This system eliminates the need for implant-level impressions and simplifies the restorative technique.
The current aim of implant design is to address situations prone to failure such as cases of low bone quality or of concomitant systemic disease. There are more than 1,300 dental implant types available worldwide, each with differing properties (size, shape, and surface). Emerging developments are based mainly on modification of either chemical or mechanical properties of an implant.
With the expansion of routine implant restoration, from the edentulous arch to the partially edentulous arch and to single-tooth replacement, a broader array of restorative abutments and components have been necessary, compared to implant treatments limited to the edentulous mandible. Accordingly, implant manufacturers have expanded abutment choices substantially.
The practice of implant-level impression taking can be traced directly to the UCLA abutment concept, from which a number of abutment options have evolved.
The trend toward impressing the implant and reproducing it in the laboratory, rather than using a registration of a prefabricated stock abutment on top of the implant, has greatly increased the flexibility of implant prosthodontics and created a new standard for esthetic implant restoration.
- Christensen GJ. Selecting the best abutment for a single implant. J Am Dent Assoc. 2008;139(4):484-487.
- Cavallaro J Jr, Greenstein G. Angled implant abutments: a practical application of available knowledge. J Am Dent Assoc. 2011;142(2):150-158.
- Drago C. Implant Restorations: A Step-By-Step Guide. 2nd ed. London: Wiley-Blackwell; 2007.
- Jacobs SH, O’Connell BC. Dental Implant Restoration: Principles and Procedures. Berlin: Quintessence; 2011.
- Lesmes D, Laster Z. Innovations in dental implant design for current therapy. Dent Clin North Am. 2011;55(4):649-661.
- Lewis SG, Llamas D, Avera S. The UCLA abutment: a four-year review. J Prosthet Dent. 1992;67(4):509-515.
- Martin WC, Woody RD, Miller BH, Miller AW. Implant abutment screw rotations and preloads for four different screw materials and surfaces. J Prosthet Dent. 2001;86(1):24-32.
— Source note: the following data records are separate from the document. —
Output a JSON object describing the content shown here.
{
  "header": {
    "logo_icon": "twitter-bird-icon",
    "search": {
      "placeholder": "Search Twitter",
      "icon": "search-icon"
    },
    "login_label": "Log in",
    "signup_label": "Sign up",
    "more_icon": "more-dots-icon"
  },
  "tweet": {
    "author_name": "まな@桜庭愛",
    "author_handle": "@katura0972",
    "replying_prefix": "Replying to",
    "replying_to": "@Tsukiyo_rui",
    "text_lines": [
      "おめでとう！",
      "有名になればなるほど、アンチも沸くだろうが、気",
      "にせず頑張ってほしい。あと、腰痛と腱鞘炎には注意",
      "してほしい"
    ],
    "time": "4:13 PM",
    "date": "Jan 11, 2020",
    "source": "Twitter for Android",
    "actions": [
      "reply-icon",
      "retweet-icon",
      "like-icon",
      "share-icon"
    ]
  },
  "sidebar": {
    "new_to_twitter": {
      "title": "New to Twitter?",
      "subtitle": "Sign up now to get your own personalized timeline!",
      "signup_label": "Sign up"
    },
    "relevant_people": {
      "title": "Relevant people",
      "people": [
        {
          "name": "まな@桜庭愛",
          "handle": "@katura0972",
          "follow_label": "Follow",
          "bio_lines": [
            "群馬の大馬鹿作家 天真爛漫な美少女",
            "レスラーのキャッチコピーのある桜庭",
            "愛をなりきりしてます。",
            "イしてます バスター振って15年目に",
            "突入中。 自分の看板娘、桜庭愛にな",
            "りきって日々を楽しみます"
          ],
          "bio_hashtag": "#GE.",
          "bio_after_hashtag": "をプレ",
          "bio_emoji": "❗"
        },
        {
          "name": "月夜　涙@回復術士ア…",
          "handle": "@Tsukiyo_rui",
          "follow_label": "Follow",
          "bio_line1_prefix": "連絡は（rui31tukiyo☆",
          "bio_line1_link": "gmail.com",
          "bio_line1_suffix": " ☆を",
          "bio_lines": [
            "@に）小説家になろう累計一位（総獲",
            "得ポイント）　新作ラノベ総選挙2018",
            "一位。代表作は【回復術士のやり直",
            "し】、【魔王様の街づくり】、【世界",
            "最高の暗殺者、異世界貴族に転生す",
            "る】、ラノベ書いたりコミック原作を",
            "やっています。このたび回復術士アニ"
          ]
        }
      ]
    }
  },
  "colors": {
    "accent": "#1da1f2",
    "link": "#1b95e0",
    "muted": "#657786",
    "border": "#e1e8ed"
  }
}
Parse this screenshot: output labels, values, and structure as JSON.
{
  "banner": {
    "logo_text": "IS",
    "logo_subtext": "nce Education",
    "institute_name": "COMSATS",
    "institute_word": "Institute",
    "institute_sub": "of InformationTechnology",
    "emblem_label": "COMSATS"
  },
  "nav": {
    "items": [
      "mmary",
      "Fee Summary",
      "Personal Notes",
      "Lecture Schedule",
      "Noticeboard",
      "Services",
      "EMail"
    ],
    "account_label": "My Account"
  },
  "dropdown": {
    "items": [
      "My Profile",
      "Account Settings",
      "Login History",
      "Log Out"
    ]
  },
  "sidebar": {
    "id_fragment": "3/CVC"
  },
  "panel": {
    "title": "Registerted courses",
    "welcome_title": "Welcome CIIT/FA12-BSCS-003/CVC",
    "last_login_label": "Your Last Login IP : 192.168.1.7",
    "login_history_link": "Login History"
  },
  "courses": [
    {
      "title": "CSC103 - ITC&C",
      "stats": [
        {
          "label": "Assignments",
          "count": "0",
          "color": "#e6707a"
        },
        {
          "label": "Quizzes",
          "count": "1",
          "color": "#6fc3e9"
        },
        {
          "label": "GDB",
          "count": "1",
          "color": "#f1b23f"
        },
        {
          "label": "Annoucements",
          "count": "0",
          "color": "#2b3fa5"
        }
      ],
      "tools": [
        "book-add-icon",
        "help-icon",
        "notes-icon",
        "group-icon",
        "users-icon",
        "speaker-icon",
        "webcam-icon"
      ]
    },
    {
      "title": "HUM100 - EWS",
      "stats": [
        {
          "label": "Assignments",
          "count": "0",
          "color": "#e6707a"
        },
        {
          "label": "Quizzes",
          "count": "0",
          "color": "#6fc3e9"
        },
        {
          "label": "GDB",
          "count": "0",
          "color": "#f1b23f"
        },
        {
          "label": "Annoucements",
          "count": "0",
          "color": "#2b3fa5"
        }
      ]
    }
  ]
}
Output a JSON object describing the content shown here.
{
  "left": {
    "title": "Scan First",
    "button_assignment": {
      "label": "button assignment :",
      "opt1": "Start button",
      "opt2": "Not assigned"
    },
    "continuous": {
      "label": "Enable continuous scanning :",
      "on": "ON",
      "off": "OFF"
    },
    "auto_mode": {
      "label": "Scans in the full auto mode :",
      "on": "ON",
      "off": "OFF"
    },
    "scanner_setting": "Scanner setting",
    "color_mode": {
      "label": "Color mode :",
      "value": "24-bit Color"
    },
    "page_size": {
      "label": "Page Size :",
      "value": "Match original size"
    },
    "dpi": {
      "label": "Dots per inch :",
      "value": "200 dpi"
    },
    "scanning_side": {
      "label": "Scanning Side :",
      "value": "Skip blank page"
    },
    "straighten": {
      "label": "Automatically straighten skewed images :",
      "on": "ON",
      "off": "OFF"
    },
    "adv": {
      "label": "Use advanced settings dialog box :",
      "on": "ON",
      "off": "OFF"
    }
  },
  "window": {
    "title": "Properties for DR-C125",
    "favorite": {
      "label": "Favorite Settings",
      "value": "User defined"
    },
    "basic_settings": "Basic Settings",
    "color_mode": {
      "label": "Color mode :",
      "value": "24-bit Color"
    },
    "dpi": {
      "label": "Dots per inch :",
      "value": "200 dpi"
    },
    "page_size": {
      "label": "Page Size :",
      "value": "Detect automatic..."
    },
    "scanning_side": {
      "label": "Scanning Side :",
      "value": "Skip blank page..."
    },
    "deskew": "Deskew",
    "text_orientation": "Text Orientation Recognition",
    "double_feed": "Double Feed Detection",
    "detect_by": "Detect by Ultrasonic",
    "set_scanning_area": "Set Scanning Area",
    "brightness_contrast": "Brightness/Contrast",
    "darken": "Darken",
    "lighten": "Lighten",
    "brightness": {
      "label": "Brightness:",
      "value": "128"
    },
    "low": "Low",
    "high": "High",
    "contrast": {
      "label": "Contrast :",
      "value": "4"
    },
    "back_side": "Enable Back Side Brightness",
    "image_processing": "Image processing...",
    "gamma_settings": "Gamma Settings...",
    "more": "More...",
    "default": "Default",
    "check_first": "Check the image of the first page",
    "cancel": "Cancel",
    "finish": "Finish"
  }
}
- Sadeq A, Cai Z, Woody RD, Miller AW. Effects of interfacial variables on ceramic adherence to cast and machined commercially pure titanium. J Prosthet Dent. 2003;90(1):10-17.